**Your instructions**
From the records below, take each line where the string "icon" shows up and copy it.

(Stored items from a collection)
<<<<

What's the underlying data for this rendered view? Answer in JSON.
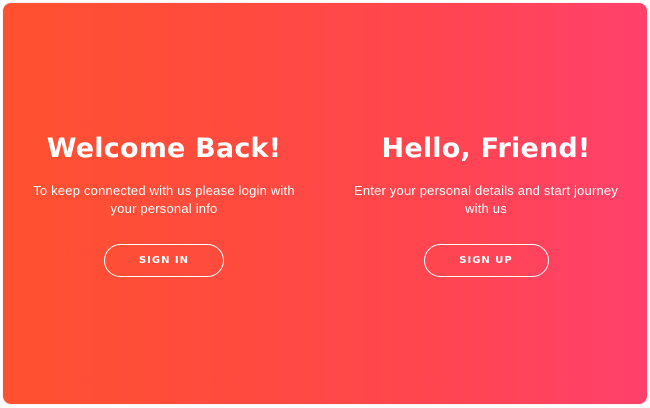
{
  "colors": {
    "gradient_start": "#ff512f",
    "gradient_end": "#ff416c",
    "text": "#ffffff"
  },
  "left_panel": {
    "title": "Welcome Back!",
    "description": "To keep connected with us please login with your personal info",
    "button_label": "SIGN IN"
  },
  "right_panel": {
    "title": "Hello, Friend!",
    "description": "Enter your personal details and start journey with us",
    "button_label": "SIGN UP"
  }
}
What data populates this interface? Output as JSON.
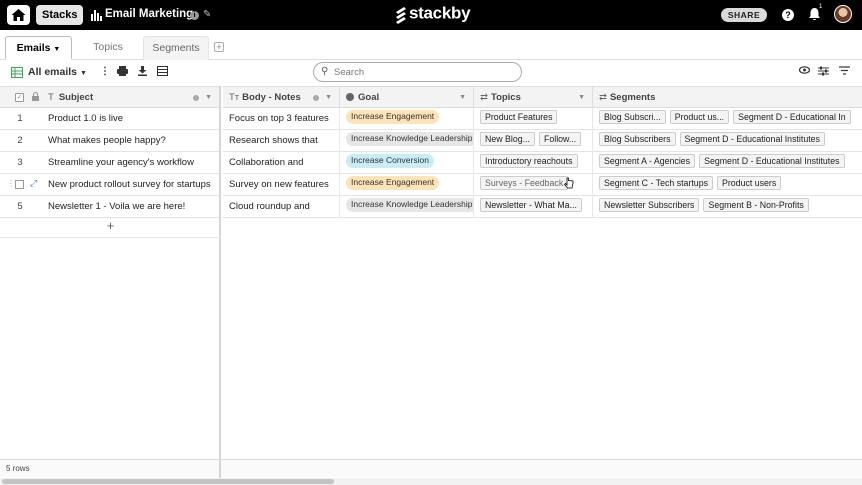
{
  "topbar": {
    "stacks_label": "Stacks",
    "stack_title": "Email Marketing",
    "logo_text": "stackby",
    "share_label": "SHARE",
    "help_label": "?",
    "notification_count": "1"
  },
  "tabs": [
    {
      "label": "Emails",
      "active": true
    },
    {
      "label": "Topics",
      "active": false
    },
    {
      "label": "Segments",
      "active": false
    }
  ],
  "toolbar": {
    "view_label": "All emails",
    "search_placeholder": "Search"
  },
  "columns": [
    {
      "label": "Subject",
      "icon": "text-icon"
    },
    {
      "label": "Body - Notes",
      "icon": "long-text-icon"
    },
    {
      "label": "Goal",
      "icon": "single-select-icon"
    },
    {
      "label": "Topics",
      "icon": "link-icon"
    },
    {
      "label": "Segments",
      "icon": "link-icon"
    }
  ],
  "rows": [
    {
      "num": "1",
      "subject": "Product 1.0 is live",
      "body": "Focus on top 3 features",
      "goal": "Increase Engagement",
      "topics": [
        "Product Features"
      ],
      "segments": [
        "Blog Subscri...",
        "Product us...",
        "Segment D - Educational In"
      ]
    },
    {
      "num": "2",
      "subject": "What makes people happy?",
      "body": "Research shows that",
      "goal": "Increase Knowledge Leadership",
      "topics": [
        "New Blog...",
        "Follow..."
      ],
      "segments": [
        "Blog Subscribers",
        "Segment D - Educational Institutes"
      ]
    },
    {
      "num": "3",
      "subject": "Streamline your agency's workflow",
      "body": "Collaboration and",
      "goal": "Increase Conversion",
      "topics": [
        "Introductory reachouts"
      ],
      "segments": [
        "Segment A - Agencies",
        "Segment D - Educational Institutes"
      ]
    },
    {
      "num": "",
      "subject": "New product rollout survey for startups",
      "body": "Survey on new features",
      "goal": "Increase Engagement",
      "topics": [
        "Surveys - Feedback"
      ],
      "segments": [
        "Segment C - Tech startups",
        "Product users"
      ]
    },
    {
      "num": "5",
      "subject": "Newsletter 1 - Voila we are here!",
      "body": "Cloud roundup and",
      "goal": "Increase Knowledge Leadership",
      "topics": [
        "Newsletter - What Ma..."
      ],
      "segments": [
        "Newsletter Subscribers",
        "Segment B - Non-Profits"
      ]
    }
  ],
  "add_row_label": "+",
  "footer": {
    "row_count": "5 rows"
  },
  "colors": {
    "topbar_bg": "#000000",
    "engagement": "#fde3b8",
    "knowledge": "#e6e6e6",
    "conversion": "#c8eef4"
  }
}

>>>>

**Response to the exercise**
      "icon": "text-icon"
      "icon": "long-text-icon"
      "icon": "single-select-icon"
      "icon": "link-icon"
      "icon": "link-icon"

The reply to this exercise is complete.